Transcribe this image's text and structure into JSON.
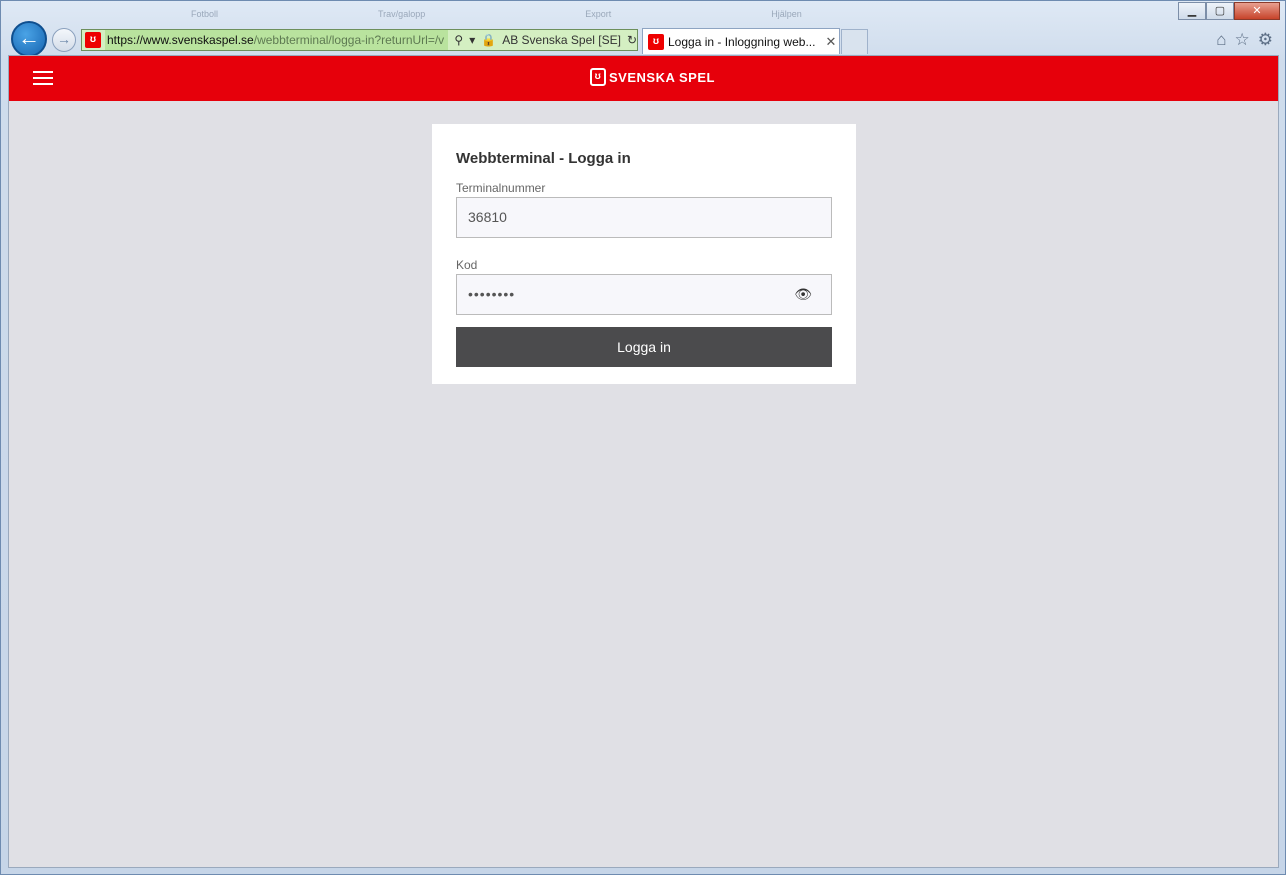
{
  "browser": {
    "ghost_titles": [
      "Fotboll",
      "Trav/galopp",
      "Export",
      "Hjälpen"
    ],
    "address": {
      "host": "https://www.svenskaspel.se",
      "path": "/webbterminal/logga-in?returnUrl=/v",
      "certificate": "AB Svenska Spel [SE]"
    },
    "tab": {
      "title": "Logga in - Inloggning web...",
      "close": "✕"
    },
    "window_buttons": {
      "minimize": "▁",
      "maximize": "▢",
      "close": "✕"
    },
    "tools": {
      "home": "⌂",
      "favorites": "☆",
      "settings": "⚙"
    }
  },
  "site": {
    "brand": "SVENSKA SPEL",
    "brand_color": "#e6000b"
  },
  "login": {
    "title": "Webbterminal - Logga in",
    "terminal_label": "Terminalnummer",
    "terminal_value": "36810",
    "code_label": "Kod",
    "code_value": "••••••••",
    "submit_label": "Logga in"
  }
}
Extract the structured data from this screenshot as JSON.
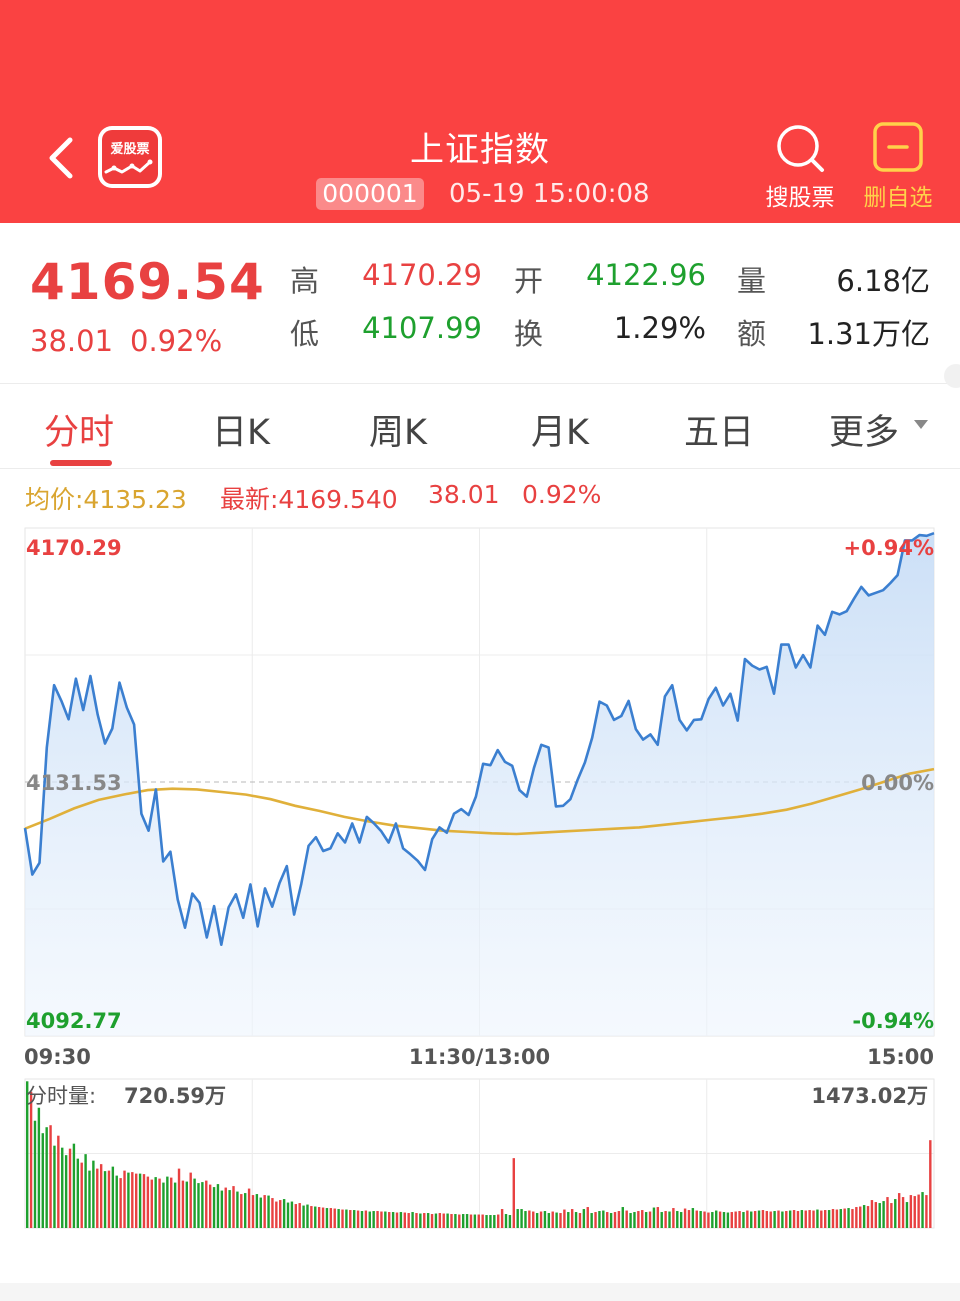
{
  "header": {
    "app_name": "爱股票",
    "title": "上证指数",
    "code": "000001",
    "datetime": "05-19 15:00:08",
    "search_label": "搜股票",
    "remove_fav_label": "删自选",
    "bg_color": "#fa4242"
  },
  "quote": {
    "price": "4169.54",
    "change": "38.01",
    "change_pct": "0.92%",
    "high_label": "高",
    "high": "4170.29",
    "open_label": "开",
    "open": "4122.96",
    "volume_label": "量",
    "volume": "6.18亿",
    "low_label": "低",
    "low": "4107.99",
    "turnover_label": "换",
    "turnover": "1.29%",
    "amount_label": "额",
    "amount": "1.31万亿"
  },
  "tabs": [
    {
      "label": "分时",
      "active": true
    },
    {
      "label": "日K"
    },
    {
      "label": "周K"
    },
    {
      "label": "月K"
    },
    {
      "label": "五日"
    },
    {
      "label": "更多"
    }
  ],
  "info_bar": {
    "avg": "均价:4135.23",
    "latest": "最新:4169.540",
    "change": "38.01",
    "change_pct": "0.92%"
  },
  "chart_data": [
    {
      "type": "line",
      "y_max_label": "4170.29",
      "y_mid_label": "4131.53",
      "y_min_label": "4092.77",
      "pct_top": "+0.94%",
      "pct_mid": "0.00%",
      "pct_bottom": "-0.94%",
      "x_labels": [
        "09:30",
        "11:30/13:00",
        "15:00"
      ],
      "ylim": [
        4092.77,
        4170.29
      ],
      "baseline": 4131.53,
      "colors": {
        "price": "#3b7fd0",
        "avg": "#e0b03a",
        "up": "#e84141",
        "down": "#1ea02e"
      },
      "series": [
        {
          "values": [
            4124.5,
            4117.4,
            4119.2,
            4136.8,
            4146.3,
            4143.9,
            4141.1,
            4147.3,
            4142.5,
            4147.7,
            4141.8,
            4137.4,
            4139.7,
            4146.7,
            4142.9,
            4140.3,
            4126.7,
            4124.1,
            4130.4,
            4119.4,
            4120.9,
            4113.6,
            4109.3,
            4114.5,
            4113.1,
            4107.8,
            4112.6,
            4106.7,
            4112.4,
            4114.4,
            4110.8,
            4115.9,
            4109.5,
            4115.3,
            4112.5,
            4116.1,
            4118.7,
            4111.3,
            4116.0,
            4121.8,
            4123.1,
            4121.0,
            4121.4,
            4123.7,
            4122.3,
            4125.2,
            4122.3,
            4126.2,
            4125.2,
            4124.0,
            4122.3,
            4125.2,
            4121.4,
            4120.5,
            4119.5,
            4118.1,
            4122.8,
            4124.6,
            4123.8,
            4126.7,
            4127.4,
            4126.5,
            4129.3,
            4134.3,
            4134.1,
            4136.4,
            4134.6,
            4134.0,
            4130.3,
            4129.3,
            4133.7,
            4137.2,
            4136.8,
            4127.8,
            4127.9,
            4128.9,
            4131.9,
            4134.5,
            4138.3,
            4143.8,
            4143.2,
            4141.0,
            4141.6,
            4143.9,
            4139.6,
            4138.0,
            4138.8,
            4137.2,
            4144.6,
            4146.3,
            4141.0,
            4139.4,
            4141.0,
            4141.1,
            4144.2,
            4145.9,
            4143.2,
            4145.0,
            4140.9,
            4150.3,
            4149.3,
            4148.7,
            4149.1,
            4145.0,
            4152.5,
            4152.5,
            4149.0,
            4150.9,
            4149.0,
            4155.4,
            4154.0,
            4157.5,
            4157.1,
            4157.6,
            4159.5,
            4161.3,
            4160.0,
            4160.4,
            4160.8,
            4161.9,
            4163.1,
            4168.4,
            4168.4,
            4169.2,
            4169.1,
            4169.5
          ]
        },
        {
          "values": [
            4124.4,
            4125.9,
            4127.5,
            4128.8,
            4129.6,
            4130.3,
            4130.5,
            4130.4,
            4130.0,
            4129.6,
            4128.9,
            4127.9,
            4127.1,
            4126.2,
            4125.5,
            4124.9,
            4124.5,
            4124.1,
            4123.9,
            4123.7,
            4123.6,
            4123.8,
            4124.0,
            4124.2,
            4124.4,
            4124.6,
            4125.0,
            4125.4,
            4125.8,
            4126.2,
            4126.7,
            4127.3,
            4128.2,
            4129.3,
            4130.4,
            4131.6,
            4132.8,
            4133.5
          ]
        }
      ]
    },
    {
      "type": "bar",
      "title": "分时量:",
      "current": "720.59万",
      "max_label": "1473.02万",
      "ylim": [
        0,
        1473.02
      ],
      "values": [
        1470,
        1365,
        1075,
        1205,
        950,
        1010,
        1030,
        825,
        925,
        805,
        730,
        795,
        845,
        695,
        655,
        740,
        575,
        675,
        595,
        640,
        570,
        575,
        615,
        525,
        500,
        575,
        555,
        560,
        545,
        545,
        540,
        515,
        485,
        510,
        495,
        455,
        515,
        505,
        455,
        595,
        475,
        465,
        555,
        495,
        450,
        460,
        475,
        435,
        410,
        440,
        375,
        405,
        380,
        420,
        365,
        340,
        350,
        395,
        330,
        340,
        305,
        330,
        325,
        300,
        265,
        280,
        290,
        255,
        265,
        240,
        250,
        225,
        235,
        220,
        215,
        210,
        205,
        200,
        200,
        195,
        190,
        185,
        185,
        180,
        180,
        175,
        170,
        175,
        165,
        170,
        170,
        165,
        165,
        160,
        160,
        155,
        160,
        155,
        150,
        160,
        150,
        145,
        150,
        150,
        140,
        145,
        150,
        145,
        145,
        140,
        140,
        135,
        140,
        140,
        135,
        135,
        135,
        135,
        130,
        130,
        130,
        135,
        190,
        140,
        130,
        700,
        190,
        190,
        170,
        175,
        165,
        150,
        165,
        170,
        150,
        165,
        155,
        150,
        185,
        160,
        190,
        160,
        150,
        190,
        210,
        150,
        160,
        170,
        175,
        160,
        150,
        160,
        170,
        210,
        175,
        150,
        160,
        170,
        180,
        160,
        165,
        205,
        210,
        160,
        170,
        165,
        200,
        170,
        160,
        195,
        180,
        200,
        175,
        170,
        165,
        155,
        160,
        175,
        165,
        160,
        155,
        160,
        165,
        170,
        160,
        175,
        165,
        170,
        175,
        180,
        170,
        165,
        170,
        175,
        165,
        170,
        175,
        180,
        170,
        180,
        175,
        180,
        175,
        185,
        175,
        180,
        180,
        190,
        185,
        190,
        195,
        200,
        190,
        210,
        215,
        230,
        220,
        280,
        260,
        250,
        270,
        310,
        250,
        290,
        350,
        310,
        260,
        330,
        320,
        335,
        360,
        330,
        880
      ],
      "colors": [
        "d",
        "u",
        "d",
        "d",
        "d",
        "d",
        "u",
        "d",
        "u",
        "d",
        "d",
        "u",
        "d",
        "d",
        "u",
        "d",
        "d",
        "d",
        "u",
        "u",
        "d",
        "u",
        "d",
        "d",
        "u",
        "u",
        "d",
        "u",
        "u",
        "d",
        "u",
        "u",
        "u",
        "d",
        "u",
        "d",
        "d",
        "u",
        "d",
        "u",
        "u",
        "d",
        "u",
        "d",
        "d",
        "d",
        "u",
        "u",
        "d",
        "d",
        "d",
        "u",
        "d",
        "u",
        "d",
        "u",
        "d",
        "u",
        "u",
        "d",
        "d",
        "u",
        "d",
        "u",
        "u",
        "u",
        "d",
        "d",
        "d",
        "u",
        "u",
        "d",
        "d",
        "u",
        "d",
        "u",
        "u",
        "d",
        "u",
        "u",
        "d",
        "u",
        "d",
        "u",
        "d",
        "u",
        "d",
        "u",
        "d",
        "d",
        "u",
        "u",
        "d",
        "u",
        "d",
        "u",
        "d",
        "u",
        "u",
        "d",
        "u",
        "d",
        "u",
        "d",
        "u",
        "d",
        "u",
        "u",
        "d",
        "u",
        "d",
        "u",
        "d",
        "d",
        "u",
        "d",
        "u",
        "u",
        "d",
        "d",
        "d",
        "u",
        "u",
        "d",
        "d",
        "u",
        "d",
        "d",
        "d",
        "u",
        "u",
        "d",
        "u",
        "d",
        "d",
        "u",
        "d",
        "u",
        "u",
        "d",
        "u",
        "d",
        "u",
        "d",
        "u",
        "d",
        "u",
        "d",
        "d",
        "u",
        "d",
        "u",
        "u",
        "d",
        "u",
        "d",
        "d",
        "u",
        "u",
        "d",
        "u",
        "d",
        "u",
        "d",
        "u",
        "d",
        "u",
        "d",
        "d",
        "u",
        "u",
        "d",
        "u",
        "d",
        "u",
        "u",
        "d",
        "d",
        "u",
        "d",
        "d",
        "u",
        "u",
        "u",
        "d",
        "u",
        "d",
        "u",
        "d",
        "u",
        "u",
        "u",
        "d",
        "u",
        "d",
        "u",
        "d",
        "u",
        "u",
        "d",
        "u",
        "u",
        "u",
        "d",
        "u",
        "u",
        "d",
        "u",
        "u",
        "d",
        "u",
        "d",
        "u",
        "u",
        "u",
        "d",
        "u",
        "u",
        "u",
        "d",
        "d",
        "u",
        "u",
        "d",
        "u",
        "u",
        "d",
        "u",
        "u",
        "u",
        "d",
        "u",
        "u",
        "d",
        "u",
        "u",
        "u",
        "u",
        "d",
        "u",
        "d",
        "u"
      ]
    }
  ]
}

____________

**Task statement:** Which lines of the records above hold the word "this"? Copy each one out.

**Expected output:**
Transcribe this image's text and structure into JSON.
Extract the structured data from this screenshot as JSON.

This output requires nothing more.